A gap between word and deed on poverty
Published on -9/15/2013, 6:48 AM
As a candidate for governor in 2010, Sam Brownback raised the hopes of Kansans concerned with the plight of the state's poorest residents when he indicated that his "roadmap for Kansas" would address childhood poverty, as one of his top five priorities. He stated specifically that as governor his administration should be assessed on its performance in decreasing "the percentage of Kansas' children who live in poverty."
According to the Annie E. Casey Foundation, the number of Kansas children living in poverty reached a high of 134,000 in 2011, Gov. Brownback's first year in office. That number represents 19 percent of all Kansas children, also a high. Data for 2012 are expected in a few weeks.
Campaign rhetoric, however, has been pushed aside as Brownback and his administration take steps to unravel the safety net for low-income Kansans, particularly children. Specifics include:
* Cutting 15,000 of the poorest Kansans, including 9,000 children, from public assistance;
* Removing 4,000 children of low-income, working mothers from access to child care;
* Eliminating a child and dependent tax credit for 60,000 lower-income families;
* Abolishing a property tax refund for low-income renters;
* Reducing the rebate for sales taxes on food for low-income Kansans;
* Reducing children's access to treatment for mental illness;
* Resisting the extension of health care through Medicaid to 150,000 low-income Kansans; and
* Shifting the tax burden onto lower-income Kansans through increases in sales and property taxes.
In light of these actions, the final report of Brownback's task force on childhood poverty issued last week had a hollow ring.
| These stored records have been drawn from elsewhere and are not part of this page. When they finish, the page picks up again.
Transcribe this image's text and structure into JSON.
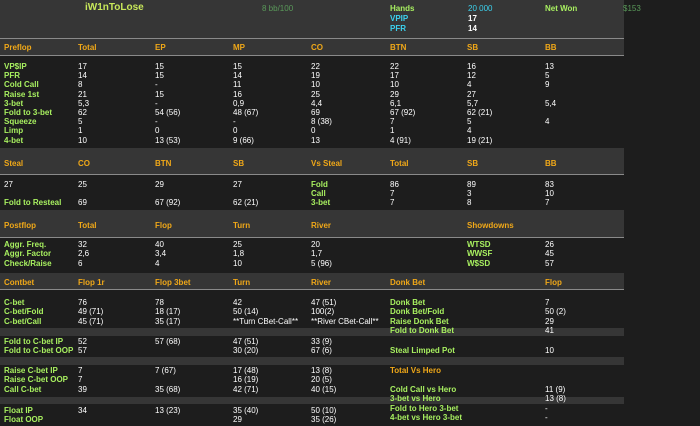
{
  "header": {
    "player": "iW1nToLose",
    "stakes": "8 bb/100",
    "hands_label": "Hands",
    "hands_value": "20 000",
    "vpip_label": "VPIP",
    "vpip_value": "17",
    "pfr_label": "PFR",
    "pfr_value": "14",
    "net_won_label": "Net Won",
    "net_won_value": "$153"
  },
  "preflop": {
    "headers": [
      "Preflop",
      "Total",
      "EP",
      "MP",
      "CO",
      "BTN",
      "SB",
      "BB"
    ],
    "rows": [
      {
        "label": "VP$IP",
        "cells": [
          "17",
          "15",
          "15",
          "22",
          "22",
          "16",
          "13"
        ]
      },
      {
        "label": "PFR",
        "cells": [
          "14",
          "15",
          "14",
          "19",
          "17",
          "12",
          "5"
        ]
      },
      {
        "label": "Cold Call",
        "cells": [
          "8",
          "-",
          "11",
          "10",
          "10",
          "4",
          "9"
        ]
      },
      {
        "label": "Raise 1st",
        "cells": [
          "21",
          "15",
          "16",
          "25",
          "29",
          "27",
          ""
        ]
      },
      {
        "label": "3-bet",
        "cells": [
          "5,3",
          "-",
          "0,9",
          "4,4",
          "6,1",
          "5,7",
          "5,4"
        ]
      },
      {
        "label": "Fold to 3-bet",
        "cells": [
          "62",
          "54 (56)",
          "48 (67)",
          "69",
          "67 (92)",
          "62 (21)",
          ""
        ]
      },
      {
        "label": "Squeeze",
        "cells": [
          "5",
          "-",
          "-",
          "8 (38)",
          "7",
          "5",
          "4"
        ]
      },
      {
        "label": "Limp",
        "cells": [
          "1",
          "0",
          "0",
          "0",
          "1",
          "4",
          ""
        ]
      },
      {
        "label": "4-bet",
        "cells": [
          "10",
          "13 (53)",
          "9 (66)",
          "13",
          "4 (91)",
          "19 (21)",
          ""
        ]
      }
    ]
  },
  "steal": {
    "headers": [
      "Steal",
      "CO",
      "BTN",
      "SB",
      "Vs Steal",
      "Total",
      "SB",
      "BB"
    ],
    "rows": [
      {
        "cells": [
          "27",
          "25",
          "29",
          "27",
          "Fold",
          "86",
          "89",
          "83"
        ]
      },
      {
        "cells": [
          "",
          "",
          "",
          "",
          "Call",
          "7",
          "3",
          "10"
        ]
      },
      {
        "cells": [
          "Fold to Resteal",
          "69",
          "67 (92)",
          "62 (21)",
          "3-bet",
          "7",
          "8",
          "7"
        ]
      }
    ]
  },
  "postflop": {
    "headers": [
      "Postflop",
      "Total",
      "Flop",
      "Turn",
      "River"
    ],
    "rows": [
      {
        "label": "Aggr. Freq.",
        "cells": [
          "32",
          "40",
          "25",
          "20"
        ]
      },
      {
        "label": "Aggr. Factor",
        "cells": [
          "2,6",
          "3,4",
          "1,8",
          "1,7"
        ]
      },
      {
        "label": "Check/Raise",
        "cells": [
          "6",
          "4",
          "10",
          "5 (96)"
        ]
      }
    ],
    "showdowns": {
      "header": "Showdowns",
      "rows": [
        {
          "label": "WTSD",
          "value": "26"
        },
        {
          "label": "WWSF",
          "value": "45"
        },
        {
          "label": "W$SD",
          "value": "57"
        }
      ]
    }
  },
  "contbet": {
    "headers": [
      "Contbet",
      "Flop 1r",
      "Flop 3bet",
      "Turn",
      "River"
    ],
    "group1": [
      {
        "label": "C-bet",
        "cells": [
          "76",
          "78",
          "42",
          "47 (51)"
        ]
      },
      {
        "label": "C-bet/Fold",
        "cells": [
          "49 (71)",
          "18 (17)",
          "50 (14)",
          "100(2)"
        ]
      },
      {
        "label": "C-bet/Call",
        "cells": [
          "45 (71)",
          "35 (17)",
          "**Turn CBet-Call**",
          "**River CBet-Call**"
        ]
      }
    ],
    "group2": [
      {
        "label": "Fold to C-bet IP",
        "cells": [
          "52",
          "57 (68)",
          "47 (51)",
          "33 (9)"
        ]
      },
      {
        "label": "Fold to C-bet OOP",
        "cells": [
          "57",
          "",
          "30 (20)",
          "67 (6)"
        ]
      }
    ],
    "group3": [
      {
        "label": "Raise C-bet IP",
        "cells": [
          "7",
          "7 (67)",
          "17 (48)",
          "13 (8)"
        ]
      },
      {
        "label": "Raise C-bet OOP",
        "cells": [
          "7",
          "",
          "16 (19)",
          "20 (5)"
        ]
      },
      {
        "label": "Call C-bet",
        "cells": [
          "39",
          "35 (68)",
          "42 (71)",
          "40 (15)"
        ]
      }
    ],
    "group4": [
      {
        "label": "Float IP",
        "cells": [
          "34",
          "13 (23)",
          "35 (40)",
          "50 (10)"
        ]
      },
      {
        "label": "Float OOP",
        "cells": [
          "",
          "",
          "29",
          "35 (26)"
        ]
      }
    ]
  },
  "donkbet": {
    "headers": [
      "Donk Bet",
      "Flop"
    ],
    "rows": [
      {
        "label": "Donk Bet",
        "value": "7"
      },
      {
        "label": "Donk Bet/Fold",
        "value": "50 (2)"
      },
      {
        "label": "Raise Donk Bet",
        "value": "29"
      },
      {
        "label": "Fold to Donk Bet",
        "value": "41"
      }
    ],
    "steal_limped": {
      "label": "Steal Limped Pot",
      "value": "10"
    }
  },
  "vshero": {
    "header": "Total Vs Hero",
    "rows": [
      {
        "label": "Cold Call vs Hero",
        "value": "11 (9)"
      },
      {
        "label": "3-bet vs Hero",
        "value": "13 (8)"
      },
      {
        "label": "Fold to Hero 3-bet",
        "value": "-"
      },
      {
        "label": "4-bet vs Hero 3-bet",
        "value": "-"
      }
    ]
  }
}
With only three meetings over the past year, the task force offered three primary recommendations.
The lead recommendation was education: improving high school graduation rates, entry into postsecondary education, and fourth-grade reading levels. Nothing new here.
Most Kansas educators would say they work on these goals every day but also might ask what the task force said about funding. The report sidestepped funding, ignoring that spending for elementary and secondary education has fallen by more than $900 per student, 2008 to 2014, when adjusted for inflation. Or that college and university funding is being cut by $33 million in the next two years. The Kansas Legislature also derailed Brownback's legislative proposal on reading improvement.
The task force's second recommendation was to increase employment, essentially by improving governmental programs designed to get the unemployed into jobs and making work a requirement for public assistance. Brownback echoed the task force report with "let's push people into work."
However, neither Brownback nor his task force acknowledges that the lackluster economy represents a huge barrier to employment. According to the Federal Reserve, the Kansas economy still is performing at a level below that of June 2008, when the Great Recession began. While 1.4 million Kansans were employed in July, that number exceeds the number working in January 2011 by only 2,200, according to Kansas Department of Labor data. In other words, growth in employment during Brownback's two and a half years in office equates to a small fraction of 1 percent. And nearly 90,000 Kansans remain unemployed.
One has to ask: where will unemployed Kansans find work?
The final recommendation of the task force does chart a new direction by proposing to promote marriage, including a public relations campaign on the benefits of marriage and fatherhood, a "healthy relationship" curriculum in schools, and financial incentives for "premarital education."
Should Kansans now expect Brownback to establish a new department of marriage in state government?
In spite of the words in Brownback's roadmap on childhood poverty, poor Kansas families, most particularly children, face a rough road in the days ahead.
H. Edward Flentje is a professor at Wichita State University.